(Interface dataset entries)
++++++++
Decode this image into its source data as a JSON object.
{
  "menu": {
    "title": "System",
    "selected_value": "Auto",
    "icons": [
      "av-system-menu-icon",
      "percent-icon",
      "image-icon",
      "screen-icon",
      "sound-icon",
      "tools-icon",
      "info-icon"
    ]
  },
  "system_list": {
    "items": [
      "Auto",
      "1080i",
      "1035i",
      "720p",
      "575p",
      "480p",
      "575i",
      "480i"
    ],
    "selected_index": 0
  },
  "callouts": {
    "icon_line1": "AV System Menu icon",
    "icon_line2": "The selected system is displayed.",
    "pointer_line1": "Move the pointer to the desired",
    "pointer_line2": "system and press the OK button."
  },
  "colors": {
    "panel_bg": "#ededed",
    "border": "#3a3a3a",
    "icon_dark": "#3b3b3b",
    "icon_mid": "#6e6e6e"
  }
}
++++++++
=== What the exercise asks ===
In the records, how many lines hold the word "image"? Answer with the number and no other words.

=== Response to this exercise ===
2